Activity
Word for word, please restate the line that contains "Extract the structured" and all lines after it through the end of the material, minus the pictures.

Source data
= = =

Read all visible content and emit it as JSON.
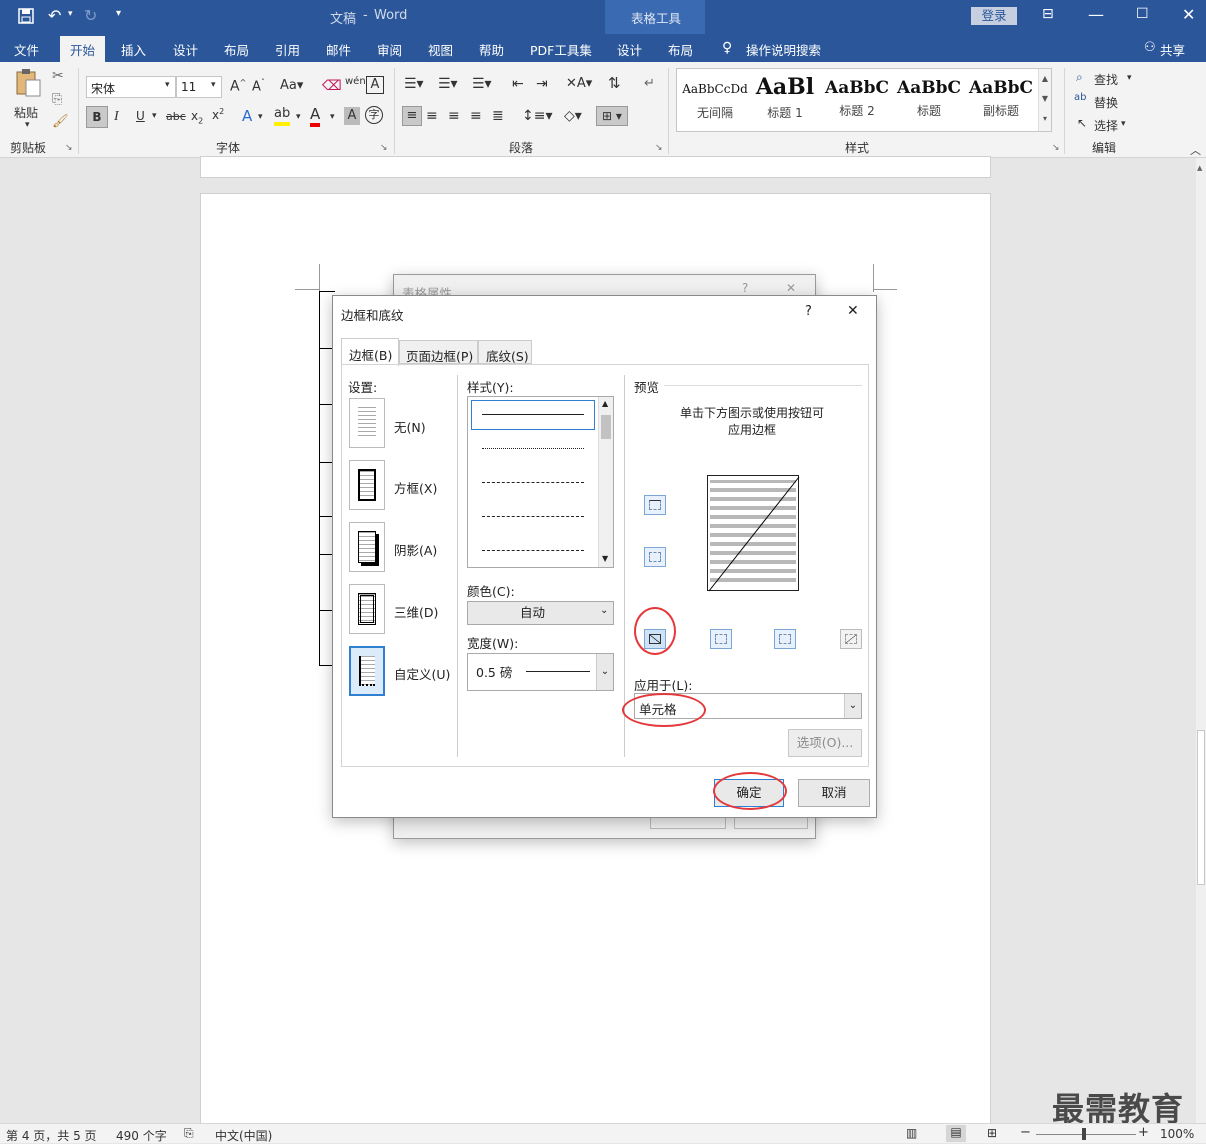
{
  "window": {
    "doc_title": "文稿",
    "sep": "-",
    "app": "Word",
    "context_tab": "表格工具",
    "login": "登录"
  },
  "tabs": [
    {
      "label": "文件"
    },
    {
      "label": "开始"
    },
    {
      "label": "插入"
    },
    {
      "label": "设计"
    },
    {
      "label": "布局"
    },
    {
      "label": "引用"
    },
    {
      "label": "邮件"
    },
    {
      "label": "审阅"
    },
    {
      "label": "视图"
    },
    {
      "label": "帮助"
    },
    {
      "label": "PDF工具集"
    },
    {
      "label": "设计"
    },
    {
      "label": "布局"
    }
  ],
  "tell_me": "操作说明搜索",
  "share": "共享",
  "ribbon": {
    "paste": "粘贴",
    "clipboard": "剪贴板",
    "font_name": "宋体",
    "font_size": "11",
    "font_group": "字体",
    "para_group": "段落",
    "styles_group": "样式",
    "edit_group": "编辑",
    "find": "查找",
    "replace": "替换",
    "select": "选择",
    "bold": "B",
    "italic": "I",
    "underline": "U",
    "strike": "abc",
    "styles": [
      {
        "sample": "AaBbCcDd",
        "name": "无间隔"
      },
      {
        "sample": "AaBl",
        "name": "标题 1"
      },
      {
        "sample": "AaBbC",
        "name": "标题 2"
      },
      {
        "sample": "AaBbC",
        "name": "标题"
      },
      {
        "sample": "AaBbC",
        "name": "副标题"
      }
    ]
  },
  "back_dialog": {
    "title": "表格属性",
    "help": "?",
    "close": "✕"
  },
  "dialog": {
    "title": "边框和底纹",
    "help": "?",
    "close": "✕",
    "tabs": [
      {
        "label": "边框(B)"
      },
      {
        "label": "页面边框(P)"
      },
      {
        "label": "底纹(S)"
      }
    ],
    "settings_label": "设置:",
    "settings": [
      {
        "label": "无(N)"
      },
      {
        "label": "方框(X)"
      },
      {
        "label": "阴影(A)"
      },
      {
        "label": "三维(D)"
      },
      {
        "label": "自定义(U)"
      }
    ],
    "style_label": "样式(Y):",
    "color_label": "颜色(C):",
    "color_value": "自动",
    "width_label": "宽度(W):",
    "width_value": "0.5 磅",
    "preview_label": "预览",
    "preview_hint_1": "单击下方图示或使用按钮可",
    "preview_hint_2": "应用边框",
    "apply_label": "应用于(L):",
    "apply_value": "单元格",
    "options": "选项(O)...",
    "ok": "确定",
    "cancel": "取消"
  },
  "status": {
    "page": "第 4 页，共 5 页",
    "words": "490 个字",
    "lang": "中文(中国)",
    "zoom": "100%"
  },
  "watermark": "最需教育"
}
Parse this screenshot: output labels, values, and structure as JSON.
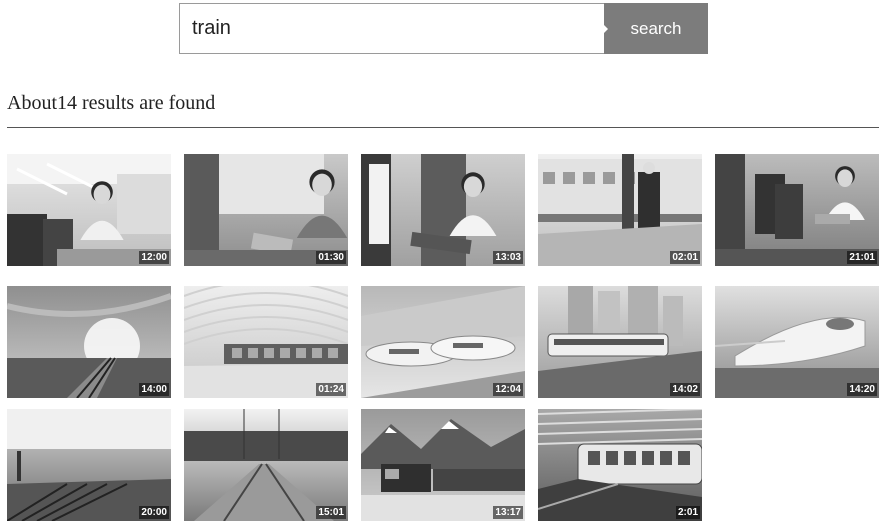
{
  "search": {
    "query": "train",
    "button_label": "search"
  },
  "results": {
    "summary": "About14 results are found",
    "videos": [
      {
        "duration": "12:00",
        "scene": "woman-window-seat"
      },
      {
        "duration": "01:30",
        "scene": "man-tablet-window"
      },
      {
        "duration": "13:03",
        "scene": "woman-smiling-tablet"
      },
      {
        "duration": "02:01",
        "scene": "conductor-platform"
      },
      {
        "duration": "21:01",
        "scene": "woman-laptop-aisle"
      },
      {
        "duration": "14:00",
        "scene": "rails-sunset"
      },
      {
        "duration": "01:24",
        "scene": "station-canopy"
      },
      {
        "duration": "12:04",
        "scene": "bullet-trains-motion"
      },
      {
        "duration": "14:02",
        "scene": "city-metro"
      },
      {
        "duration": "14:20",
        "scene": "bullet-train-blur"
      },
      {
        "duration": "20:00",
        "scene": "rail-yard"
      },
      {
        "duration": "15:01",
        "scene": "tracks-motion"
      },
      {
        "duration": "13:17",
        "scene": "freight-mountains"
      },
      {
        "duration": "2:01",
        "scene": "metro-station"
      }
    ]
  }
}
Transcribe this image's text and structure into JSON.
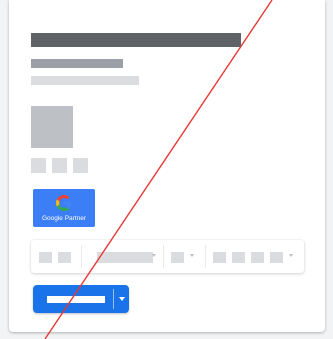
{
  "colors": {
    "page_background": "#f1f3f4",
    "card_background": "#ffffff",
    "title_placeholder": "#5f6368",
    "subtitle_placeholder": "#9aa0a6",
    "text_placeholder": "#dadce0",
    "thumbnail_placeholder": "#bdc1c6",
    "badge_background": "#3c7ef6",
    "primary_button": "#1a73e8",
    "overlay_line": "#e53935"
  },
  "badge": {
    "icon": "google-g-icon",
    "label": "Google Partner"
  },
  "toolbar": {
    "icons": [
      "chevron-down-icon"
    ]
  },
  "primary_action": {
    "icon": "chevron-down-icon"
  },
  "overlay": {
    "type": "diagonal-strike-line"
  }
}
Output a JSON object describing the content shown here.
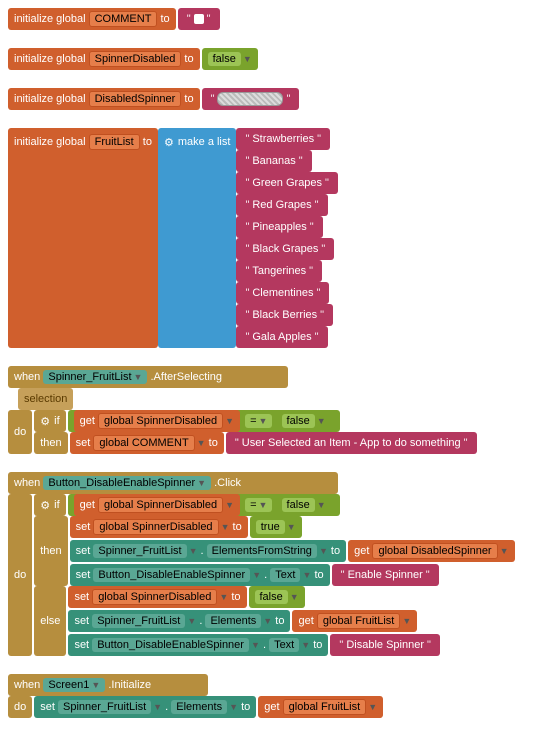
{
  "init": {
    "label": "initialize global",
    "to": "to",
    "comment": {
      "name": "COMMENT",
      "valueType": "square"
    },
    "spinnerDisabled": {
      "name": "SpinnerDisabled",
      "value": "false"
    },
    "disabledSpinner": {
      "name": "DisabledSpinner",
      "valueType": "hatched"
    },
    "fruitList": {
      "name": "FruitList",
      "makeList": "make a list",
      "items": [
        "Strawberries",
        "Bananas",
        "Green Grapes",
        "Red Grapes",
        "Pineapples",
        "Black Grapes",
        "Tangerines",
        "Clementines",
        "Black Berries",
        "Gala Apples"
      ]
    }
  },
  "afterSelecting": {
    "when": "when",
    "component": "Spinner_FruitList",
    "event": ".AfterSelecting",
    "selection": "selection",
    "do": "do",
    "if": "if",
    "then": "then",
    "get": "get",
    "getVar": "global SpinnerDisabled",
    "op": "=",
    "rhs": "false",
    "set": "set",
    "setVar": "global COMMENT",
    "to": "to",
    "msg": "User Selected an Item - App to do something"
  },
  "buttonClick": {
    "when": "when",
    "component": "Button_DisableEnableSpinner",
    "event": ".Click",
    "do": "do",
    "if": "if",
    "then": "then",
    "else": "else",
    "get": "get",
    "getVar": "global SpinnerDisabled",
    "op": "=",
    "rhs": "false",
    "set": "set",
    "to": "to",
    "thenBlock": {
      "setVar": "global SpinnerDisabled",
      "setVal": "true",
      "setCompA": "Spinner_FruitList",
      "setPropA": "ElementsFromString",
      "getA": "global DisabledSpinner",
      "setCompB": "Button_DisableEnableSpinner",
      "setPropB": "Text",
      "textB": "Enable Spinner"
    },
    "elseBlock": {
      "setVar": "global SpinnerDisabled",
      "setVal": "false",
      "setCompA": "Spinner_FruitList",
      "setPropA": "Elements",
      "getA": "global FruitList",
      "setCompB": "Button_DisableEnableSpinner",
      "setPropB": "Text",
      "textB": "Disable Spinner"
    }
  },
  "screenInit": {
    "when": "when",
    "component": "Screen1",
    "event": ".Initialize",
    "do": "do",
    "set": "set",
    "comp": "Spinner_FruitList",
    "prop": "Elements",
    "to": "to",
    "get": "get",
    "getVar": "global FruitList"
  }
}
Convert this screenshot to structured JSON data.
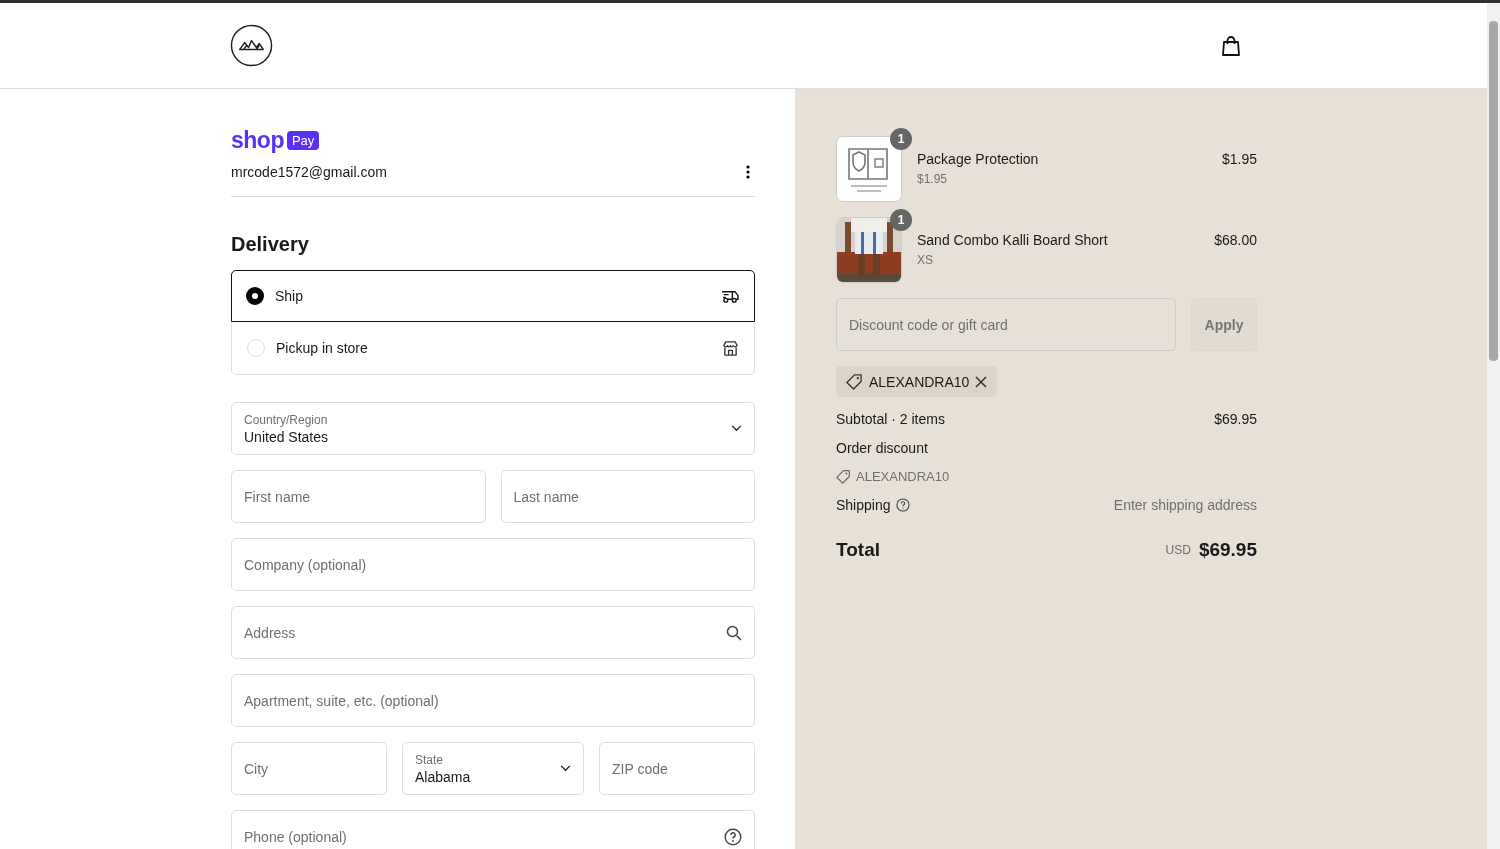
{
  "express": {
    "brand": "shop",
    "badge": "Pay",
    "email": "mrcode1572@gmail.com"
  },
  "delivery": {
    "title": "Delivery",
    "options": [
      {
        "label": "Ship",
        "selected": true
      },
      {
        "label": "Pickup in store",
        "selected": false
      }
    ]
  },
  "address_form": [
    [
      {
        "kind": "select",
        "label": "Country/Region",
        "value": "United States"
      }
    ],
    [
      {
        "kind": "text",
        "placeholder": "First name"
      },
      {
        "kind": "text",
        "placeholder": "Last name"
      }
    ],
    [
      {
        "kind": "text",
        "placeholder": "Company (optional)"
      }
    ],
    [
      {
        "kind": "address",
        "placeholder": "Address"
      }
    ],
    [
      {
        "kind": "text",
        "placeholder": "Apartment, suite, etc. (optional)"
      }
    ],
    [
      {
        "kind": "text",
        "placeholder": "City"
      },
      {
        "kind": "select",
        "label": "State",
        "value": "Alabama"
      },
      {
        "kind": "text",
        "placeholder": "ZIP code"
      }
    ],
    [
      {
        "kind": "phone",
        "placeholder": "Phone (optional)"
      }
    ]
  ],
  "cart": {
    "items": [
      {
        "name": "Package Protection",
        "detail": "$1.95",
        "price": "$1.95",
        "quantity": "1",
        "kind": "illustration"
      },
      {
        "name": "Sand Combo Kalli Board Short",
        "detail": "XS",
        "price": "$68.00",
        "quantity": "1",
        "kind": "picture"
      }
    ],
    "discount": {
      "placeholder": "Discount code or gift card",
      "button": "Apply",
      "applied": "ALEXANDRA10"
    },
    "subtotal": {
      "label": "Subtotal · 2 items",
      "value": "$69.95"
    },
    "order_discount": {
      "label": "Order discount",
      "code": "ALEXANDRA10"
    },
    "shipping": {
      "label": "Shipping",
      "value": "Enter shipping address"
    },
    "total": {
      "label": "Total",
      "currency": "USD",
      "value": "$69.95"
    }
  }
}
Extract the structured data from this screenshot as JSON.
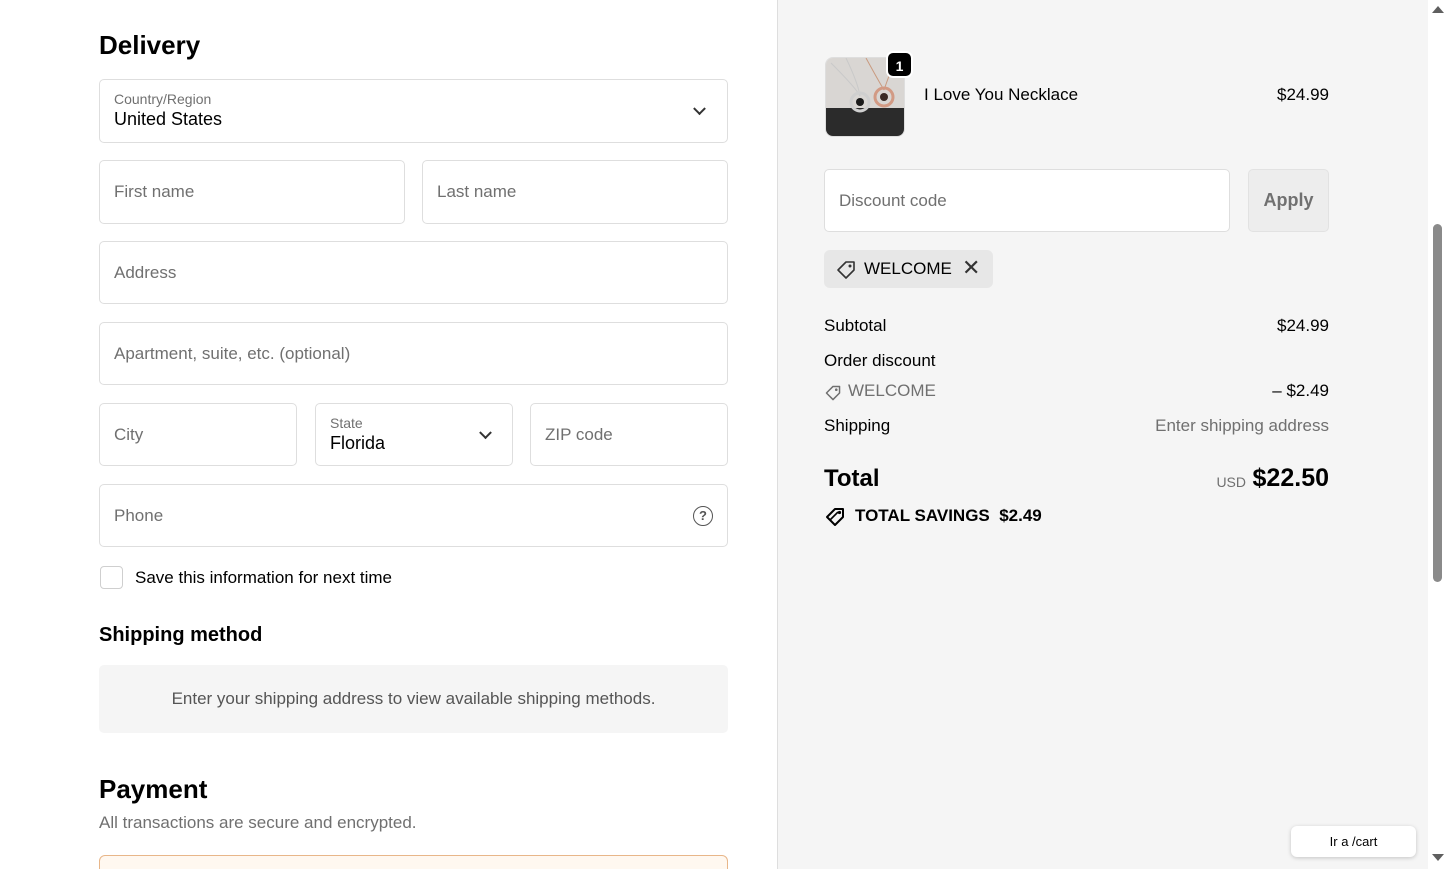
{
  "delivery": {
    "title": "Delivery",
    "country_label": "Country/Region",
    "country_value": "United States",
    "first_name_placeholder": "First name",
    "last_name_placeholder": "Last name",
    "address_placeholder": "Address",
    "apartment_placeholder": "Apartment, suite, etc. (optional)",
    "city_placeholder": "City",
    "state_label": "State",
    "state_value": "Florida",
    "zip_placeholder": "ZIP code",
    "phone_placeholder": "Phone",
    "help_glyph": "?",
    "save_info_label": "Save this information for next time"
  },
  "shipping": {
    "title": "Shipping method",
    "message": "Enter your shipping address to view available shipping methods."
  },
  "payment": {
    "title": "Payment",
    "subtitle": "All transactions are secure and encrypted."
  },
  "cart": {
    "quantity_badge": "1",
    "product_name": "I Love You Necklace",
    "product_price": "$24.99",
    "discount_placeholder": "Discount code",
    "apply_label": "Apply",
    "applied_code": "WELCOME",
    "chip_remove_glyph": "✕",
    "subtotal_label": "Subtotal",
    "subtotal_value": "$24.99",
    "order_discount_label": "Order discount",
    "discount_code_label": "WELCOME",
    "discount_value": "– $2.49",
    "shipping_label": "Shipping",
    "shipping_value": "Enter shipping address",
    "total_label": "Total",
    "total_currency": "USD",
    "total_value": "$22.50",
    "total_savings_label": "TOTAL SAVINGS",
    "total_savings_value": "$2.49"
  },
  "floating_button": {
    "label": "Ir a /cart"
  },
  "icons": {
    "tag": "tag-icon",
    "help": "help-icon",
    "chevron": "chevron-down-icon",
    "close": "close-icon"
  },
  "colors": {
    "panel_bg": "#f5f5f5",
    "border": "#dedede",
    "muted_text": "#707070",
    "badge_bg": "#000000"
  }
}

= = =

Your response
Extract the structured data from this screenshot as JSON.
{
  "delivery": {
    "title": "Delivery",
    "country_label": "Country/Region",
    "country_value": "United States",
    "first_name_placeholder": "First name",
    "last_name_placeholder": "Last name",
    "address_placeholder": "Address",
    "apartment_placeholder": "Apartment, suite, etc. (optional)",
    "city_placeholder": "City",
    "state_label": "State",
    "state_value": "Florida",
    "zip_placeholder": "ZIP code",
    "phone_placeholder": "Phone",
    "help_glyph": "?",
    "save_info_label": "Save this information for next time"
  },
  "shipping": {
    "title": "Shipping method",
    "message": "Enter your shipping address to view available shipping methods."
  },
  "payment": {
    "title": "Payment",
    "subtitle": "All transactions are secure and encrypted."
  },
  "cart": {
    "quantity_badge": "1",
    "product_name": "I Love You Necklace",
    "product_price": "$24.99",
    "discount_placeholder": "Discount code",
    "apply_label": "Apply",
    "applied_code": "WELCOME",
    "chip_remove_glyph": "✕",
    "subtotal_label": "Subtotal",
    "subtotal_value": "$24.99",
    "order_discount_label": "Order discount",
    "discount_code_label": "WELCOME",
    "discount_value": "– $2.49",
    "shipping_label": "Shipping",
    "shipping_value": "Enter shipping address",
    "total_label": "Total",
    "total_currency": "USD",
    "total_value": "$22.50",
    "total_savings_label": "TOTAL SAVINGS",
    "total_savings_value": "$2.49"
  },
  "floating_button": {
    "label": "Ir a /cart"
  },
  "icons": {
    "tag": "tag-icon",
    "help": "help-icon",
    "chevron": "chevron-down-icon",
    "close": "close-icon"
  },
  "colors": {
    "panel_bg": "#f5f5f5",
    "border": "#dedede",
    "muted_text": "#707070",
    "badge_bg": "#000000"
  }
}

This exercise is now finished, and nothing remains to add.